Based on your comments I interpret your question as:
"(1) What is the definition of the signal-to-noise-ratio (SNR) and (2) how do I determine the SNR for event-related potential (ERP) amplitudes in an EEG signal?".
(1) Signal-to-noise-ratio (SNR) is a term often encountered in electrophysiology (e.g. EEG) and signal processing and can be loosely defined as the ratio of the relevant signal divided by the noise level. The signal in this example is the ERP amplitude, while the noise is the remaining background activity in the EEG that distorts the ERP (unwanted noise). Noise includes hardware noise, movement artifacts by the subjects, random synchronized brain activity and so on. So SNR = signal/noise.
(2) In case of ERP amplitude being the signal you are after, than the noise is the amplitude of the background EEG (SNRERP_amplitude = ERPamplitude / NOISEamplitude). The ERP amplitude can be defined by determining peak amplitude (e.g. relative to baseline). A straightforward (and widely accepted method) to characterize noise amplitude is determining the standard deviation (SD) of the entire EEG epoch (e.g., 500 ms) in which the ERP was recorded (Hu et al., 2010). Then, the SNR becomes ERPamplitude / SDEEGepoch.
PS: your comment
If the variance approaches to zero, then theory tells me that SNR goes to infinity (a really good signal), but the signal that I will have is useless.

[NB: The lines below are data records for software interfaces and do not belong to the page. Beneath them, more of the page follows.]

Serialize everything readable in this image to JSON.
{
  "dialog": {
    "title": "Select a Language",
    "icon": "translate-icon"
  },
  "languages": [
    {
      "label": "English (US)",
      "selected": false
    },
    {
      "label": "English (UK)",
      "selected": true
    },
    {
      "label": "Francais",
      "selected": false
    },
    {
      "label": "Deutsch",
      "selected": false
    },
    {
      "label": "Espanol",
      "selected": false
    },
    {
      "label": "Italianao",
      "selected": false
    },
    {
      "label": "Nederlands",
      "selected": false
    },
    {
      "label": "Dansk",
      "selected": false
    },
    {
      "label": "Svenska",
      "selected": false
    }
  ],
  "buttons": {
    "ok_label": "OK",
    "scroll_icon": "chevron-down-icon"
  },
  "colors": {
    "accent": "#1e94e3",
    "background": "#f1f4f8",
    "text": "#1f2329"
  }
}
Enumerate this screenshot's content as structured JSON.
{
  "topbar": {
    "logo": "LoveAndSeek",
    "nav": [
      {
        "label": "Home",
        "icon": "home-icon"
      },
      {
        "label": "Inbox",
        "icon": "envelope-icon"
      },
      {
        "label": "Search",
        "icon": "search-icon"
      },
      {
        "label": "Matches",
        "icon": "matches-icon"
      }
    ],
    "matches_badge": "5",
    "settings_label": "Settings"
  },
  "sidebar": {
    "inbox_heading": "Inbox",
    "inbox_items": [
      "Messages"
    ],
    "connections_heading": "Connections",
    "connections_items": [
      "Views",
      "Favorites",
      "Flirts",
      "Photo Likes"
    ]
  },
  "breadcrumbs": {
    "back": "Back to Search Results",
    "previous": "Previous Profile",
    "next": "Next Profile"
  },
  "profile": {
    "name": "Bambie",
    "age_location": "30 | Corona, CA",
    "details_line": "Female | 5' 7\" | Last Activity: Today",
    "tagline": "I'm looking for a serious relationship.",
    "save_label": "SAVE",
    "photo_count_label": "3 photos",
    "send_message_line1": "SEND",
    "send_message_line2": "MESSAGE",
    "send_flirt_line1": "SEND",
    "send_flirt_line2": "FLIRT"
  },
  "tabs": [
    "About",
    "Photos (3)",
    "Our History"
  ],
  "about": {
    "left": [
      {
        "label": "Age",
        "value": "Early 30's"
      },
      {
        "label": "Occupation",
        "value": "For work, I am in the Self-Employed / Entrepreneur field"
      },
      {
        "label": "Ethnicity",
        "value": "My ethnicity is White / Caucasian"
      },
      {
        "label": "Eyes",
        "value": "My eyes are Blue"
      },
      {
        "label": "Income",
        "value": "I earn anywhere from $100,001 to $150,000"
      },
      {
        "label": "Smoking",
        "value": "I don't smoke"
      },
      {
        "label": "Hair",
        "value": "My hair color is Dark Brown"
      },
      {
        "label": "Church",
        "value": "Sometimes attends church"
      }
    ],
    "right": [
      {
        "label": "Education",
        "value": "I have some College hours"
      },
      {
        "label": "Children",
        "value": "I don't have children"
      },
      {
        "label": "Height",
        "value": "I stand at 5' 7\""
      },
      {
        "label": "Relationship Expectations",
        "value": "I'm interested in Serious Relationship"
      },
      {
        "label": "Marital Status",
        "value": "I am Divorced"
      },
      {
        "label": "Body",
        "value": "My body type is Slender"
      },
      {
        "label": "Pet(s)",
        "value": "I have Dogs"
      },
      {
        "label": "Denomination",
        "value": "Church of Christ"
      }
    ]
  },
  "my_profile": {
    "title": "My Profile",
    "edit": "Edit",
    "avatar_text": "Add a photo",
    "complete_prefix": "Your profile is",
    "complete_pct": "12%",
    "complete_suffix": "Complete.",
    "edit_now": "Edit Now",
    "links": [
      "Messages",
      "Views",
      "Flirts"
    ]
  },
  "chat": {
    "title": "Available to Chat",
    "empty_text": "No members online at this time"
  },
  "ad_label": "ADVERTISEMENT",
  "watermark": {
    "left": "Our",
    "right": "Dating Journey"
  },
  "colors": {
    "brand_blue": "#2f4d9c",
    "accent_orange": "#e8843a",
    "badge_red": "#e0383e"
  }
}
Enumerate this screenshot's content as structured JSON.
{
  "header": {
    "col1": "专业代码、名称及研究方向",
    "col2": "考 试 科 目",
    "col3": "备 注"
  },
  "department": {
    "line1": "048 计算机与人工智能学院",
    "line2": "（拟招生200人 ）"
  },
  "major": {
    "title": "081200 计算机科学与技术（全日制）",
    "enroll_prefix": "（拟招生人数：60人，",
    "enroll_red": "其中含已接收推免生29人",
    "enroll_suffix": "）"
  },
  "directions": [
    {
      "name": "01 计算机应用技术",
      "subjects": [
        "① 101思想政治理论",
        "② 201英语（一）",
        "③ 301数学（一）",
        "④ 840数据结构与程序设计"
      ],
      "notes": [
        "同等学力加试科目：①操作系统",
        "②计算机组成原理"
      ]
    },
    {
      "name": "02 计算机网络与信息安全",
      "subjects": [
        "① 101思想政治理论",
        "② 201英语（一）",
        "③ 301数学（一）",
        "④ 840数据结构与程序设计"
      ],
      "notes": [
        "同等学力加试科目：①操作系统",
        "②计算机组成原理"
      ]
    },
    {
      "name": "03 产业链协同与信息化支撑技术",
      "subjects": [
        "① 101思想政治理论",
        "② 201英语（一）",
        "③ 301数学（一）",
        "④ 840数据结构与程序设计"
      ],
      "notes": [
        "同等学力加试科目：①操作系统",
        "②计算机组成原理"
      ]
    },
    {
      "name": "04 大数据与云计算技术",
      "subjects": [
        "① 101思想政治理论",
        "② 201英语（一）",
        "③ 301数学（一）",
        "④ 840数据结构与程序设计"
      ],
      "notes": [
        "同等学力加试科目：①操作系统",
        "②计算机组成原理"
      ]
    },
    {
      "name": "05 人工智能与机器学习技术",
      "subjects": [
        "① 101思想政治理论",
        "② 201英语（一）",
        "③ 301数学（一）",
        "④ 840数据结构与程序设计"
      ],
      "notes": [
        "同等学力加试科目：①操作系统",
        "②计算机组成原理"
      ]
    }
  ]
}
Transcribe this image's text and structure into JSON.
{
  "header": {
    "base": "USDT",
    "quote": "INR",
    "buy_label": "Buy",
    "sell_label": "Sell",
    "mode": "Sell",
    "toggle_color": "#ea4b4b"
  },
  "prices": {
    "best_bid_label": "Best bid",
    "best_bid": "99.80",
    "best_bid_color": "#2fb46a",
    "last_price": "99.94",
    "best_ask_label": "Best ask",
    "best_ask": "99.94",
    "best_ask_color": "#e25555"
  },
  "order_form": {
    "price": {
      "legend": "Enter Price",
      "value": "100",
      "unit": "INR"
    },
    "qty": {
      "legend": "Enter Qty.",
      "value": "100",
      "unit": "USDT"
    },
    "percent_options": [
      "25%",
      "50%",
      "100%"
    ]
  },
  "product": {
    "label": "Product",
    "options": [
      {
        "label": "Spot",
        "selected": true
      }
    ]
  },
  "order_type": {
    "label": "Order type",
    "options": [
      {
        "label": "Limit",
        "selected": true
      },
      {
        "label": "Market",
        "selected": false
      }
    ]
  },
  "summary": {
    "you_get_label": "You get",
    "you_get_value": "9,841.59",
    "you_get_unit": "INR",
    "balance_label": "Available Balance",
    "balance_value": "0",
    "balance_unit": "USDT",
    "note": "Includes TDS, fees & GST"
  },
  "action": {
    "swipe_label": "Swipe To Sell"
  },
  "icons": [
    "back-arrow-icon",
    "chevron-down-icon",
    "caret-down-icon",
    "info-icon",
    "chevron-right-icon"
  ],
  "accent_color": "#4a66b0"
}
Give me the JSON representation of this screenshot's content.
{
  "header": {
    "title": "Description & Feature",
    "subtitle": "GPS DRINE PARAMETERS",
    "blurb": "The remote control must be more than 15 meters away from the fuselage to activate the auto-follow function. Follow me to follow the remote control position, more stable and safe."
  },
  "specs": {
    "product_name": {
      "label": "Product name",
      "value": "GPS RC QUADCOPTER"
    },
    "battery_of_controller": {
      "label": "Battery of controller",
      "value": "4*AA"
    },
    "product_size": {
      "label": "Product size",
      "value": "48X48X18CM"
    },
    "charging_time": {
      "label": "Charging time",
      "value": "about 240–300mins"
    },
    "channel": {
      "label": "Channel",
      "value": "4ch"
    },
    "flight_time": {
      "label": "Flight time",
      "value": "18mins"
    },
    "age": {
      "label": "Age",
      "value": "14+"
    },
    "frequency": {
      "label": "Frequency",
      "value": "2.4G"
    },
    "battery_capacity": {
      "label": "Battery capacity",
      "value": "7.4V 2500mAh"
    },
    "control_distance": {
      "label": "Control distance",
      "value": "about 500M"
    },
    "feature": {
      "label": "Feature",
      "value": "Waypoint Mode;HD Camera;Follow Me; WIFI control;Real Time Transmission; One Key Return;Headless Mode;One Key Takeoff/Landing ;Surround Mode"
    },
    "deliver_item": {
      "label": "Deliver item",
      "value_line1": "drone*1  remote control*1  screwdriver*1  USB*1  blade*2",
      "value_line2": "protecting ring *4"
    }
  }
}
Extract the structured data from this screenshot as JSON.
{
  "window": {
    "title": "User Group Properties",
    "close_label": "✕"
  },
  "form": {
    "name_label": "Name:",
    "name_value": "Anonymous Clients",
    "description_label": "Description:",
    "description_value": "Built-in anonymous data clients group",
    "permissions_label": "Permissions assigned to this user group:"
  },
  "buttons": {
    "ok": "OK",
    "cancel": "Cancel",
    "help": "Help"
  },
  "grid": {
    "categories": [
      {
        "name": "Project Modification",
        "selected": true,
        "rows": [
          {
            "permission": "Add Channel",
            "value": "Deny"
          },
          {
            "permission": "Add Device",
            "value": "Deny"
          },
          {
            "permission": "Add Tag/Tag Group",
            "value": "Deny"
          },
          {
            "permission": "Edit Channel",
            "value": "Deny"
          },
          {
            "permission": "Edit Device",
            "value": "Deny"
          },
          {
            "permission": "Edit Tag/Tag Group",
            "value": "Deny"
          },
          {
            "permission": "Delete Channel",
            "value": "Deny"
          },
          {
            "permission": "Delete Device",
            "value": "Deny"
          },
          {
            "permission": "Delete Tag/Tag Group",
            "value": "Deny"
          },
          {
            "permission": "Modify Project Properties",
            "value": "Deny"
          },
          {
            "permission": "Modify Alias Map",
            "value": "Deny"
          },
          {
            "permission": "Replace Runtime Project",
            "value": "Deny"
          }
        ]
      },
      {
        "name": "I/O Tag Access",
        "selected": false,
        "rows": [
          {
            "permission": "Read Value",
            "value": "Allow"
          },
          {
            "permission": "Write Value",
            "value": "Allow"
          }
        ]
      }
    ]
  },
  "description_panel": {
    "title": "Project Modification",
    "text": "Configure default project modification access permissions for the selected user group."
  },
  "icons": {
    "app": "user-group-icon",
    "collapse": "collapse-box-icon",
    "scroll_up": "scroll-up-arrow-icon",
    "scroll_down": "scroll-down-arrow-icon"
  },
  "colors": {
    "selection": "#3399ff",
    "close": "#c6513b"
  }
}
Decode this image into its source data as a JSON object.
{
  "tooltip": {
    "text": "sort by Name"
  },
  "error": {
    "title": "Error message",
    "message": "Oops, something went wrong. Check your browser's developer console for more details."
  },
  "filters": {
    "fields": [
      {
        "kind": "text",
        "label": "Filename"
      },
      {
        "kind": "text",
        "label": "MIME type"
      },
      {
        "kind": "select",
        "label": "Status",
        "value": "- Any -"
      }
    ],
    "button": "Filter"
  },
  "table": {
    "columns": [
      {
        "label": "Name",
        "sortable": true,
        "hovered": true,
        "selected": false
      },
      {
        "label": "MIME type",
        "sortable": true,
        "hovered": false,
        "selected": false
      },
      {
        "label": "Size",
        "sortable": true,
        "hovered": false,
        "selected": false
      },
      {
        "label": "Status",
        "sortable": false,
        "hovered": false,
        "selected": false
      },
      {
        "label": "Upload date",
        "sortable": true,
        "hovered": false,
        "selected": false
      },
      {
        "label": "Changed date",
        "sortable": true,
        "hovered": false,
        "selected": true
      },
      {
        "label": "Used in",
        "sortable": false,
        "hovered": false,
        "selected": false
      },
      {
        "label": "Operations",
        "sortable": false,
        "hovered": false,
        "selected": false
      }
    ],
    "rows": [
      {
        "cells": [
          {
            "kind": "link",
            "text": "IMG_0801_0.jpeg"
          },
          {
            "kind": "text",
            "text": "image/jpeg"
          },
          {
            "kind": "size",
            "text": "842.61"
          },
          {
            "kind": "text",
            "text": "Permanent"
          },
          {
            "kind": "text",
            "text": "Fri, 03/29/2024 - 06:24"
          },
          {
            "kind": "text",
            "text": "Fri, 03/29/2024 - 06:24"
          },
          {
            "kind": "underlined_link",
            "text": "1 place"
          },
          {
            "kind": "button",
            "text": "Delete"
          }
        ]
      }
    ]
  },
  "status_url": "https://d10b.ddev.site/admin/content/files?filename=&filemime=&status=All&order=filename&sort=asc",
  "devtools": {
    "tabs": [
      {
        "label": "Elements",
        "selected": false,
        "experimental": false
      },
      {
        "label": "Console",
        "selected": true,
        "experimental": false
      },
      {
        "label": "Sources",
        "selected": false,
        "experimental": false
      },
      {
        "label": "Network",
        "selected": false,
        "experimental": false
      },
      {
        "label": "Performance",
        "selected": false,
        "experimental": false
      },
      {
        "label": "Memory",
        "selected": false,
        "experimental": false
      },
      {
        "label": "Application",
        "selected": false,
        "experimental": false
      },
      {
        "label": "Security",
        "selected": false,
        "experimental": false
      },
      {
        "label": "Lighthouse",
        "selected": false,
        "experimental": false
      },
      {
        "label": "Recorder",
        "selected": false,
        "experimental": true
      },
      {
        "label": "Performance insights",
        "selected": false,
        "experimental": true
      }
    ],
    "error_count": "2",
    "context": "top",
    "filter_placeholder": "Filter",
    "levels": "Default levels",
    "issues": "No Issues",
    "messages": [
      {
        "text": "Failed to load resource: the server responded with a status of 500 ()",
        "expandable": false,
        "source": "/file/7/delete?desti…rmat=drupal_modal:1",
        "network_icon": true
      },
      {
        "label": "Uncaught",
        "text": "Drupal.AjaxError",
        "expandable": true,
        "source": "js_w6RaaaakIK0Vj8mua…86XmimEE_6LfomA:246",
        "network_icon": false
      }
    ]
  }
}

is incorrect. The signal is always part of the EEG epoch. Assuming there is a measurable ERP on a flatline background EEG (amplitude=0), than the signal will be the only thing that adds to the noise component. This is counter intuitive, but note that when noise amplitude is defined as, e.g., the SD, than this SD will be very small as it is determined across the entire EEG epoch. Hence, the peak-amplitude of the ERP will be much larger than the SD. In this ideal ERP recording the SNR will be large, but it will never become infinitely large.
- Hu et al., NeuroImage (2010); 50(1): 99-111